What does concern me are the presence of synonyms that I don't fully have control over. In this test do you see the two synonyms? Answer here: 事 and 物 both mean thing and matter. How did I know which was which in this? Sheer dumb luck and subconscious memorization of the dictionary definition. This sort of thing doesn't help in the real world, but it doesn't matter at all for reading. A two-to-one mapping from kanji to English just means that I can forget that they are different except for typing them into a dictionary. The fact that these two kanji are used so frequently in Japanese means that I've come across them dozens of times, plenty to cement them in my permanent memory -- probably replacing some memory of my grandparents or my parents being kind to me.
Something that happened this week is that I've been putting work into is grammar. I copied sentences from a JLPT N5 preparation website.

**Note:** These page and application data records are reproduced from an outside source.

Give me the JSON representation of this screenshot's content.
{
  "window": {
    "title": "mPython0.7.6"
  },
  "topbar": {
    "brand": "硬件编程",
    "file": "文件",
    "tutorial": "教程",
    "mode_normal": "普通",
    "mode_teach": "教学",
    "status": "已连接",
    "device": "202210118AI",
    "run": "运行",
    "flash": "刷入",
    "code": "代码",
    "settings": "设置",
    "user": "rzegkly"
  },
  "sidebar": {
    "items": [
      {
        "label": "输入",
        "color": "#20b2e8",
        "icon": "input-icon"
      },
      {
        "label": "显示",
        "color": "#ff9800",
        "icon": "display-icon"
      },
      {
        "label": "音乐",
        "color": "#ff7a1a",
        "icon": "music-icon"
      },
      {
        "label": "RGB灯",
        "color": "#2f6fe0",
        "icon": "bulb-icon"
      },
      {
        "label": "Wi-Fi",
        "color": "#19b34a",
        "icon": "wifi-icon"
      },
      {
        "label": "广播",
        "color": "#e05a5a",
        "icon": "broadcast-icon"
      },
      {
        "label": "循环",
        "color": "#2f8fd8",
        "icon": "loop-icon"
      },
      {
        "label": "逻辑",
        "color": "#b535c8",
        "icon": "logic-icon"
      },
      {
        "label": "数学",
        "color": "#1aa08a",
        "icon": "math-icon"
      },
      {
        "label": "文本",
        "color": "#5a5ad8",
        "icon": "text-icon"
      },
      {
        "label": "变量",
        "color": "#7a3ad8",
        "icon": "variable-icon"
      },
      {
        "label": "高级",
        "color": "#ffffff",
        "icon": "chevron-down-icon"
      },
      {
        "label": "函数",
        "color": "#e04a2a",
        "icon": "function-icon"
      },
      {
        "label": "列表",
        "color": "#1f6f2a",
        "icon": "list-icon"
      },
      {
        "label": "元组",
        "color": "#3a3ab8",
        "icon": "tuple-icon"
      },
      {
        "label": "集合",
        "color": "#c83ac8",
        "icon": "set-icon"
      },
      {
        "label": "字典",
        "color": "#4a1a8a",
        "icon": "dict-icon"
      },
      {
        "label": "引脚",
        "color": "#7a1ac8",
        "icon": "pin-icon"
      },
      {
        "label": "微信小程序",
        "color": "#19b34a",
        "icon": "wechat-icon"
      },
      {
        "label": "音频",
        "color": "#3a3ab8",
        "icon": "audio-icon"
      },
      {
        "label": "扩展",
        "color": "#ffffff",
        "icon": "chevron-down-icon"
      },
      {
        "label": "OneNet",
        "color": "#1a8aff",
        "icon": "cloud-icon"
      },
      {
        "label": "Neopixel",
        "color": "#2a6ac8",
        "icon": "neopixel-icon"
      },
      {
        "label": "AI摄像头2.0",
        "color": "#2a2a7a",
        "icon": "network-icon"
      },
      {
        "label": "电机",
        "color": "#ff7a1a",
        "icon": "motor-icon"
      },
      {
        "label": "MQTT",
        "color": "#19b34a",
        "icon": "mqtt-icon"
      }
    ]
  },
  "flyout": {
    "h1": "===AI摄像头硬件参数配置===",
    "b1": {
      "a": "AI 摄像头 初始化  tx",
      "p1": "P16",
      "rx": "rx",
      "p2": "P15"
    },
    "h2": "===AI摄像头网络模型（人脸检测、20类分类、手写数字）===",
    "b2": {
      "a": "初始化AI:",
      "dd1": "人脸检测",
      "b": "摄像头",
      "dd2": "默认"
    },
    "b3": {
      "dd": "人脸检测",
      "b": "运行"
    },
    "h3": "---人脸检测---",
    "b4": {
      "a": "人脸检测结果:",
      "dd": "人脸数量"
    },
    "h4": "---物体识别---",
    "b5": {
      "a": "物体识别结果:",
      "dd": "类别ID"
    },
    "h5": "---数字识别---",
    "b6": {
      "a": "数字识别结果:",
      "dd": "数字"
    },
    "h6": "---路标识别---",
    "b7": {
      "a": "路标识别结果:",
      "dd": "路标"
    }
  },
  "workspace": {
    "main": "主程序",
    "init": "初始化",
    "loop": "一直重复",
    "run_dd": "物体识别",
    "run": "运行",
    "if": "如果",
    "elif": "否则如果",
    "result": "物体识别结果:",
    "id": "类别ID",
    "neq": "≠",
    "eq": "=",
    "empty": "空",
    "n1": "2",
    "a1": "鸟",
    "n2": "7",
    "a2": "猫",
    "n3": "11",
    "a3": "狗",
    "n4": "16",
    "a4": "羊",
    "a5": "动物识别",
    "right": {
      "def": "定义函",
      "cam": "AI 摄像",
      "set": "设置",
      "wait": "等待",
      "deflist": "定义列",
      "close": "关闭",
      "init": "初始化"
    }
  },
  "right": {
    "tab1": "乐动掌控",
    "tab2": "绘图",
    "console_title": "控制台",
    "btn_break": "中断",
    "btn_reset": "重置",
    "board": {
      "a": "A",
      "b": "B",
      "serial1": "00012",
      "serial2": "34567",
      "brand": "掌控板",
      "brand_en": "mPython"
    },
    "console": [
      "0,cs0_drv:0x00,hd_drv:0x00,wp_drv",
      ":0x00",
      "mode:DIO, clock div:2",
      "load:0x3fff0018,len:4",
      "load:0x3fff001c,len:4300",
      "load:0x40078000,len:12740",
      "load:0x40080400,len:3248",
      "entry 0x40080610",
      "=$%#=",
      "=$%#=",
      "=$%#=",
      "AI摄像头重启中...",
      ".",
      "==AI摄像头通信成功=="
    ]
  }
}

I now have a list of sentences I can test myself on. As I grow more confident in my speech, I might try finding sentences from content I consume (visual novels, anime, podcasts, videos, manga) to replace these so that I can publish them as a resource for others. The audio of course I will have to keep private to avoid copyright claims, but.. it's for my own learning anyway, right?
Another project I put entirely too much time into was a project to split an anime (100 minutes long) into chunks so that I could use them to learn listening (see above) and translate the anime. I don't have English subtitles (thanks Amazon!) so even after watching it twice I don't know what is going on. Being able to understand words I get tons of context, but without full sentence comprehension it's like I'm watching while playing Tetris. A typical moment: "What happened? They were shouting, then someone was confused, then someone was shooting someone else." Complex nuance and rapid dialog is almost completely lost leaving me with just emotions and a less than third grade level grasp on the subject. It's not nearly as infuriating as it sounds. Ever listen to a conversation in a foreign language? Yeah, it's exhausting but it's not evocative of negative emotions for me.
I accidentally skipped a day of Latin last week because I took a nap before I did Latin, which means I lost the weekly quiz and lost the monthly challenge on Mondly. I'm still learning Latin (about 10 minutes per day) but I'm looking for an out.
Until next time!
I'll hopefully post all tests as I pass them. Wish me luck.
Learning to Read and Write Kanji
Learning to Read and Write Kanji Row 5
Learning to Read and Write Kanji Row 6
Learning to Read and Write Kanji Row 7
Learning to Read and Write Kanji Row 8
Learning to Read and Write Kanji Row 9
Learning to Read and Write Kanji Row 10
Learning to Read and Write Kanji Row 11
Learning to Read and Write Kanji Row 12
Learning to Read and Write Kanji Row 13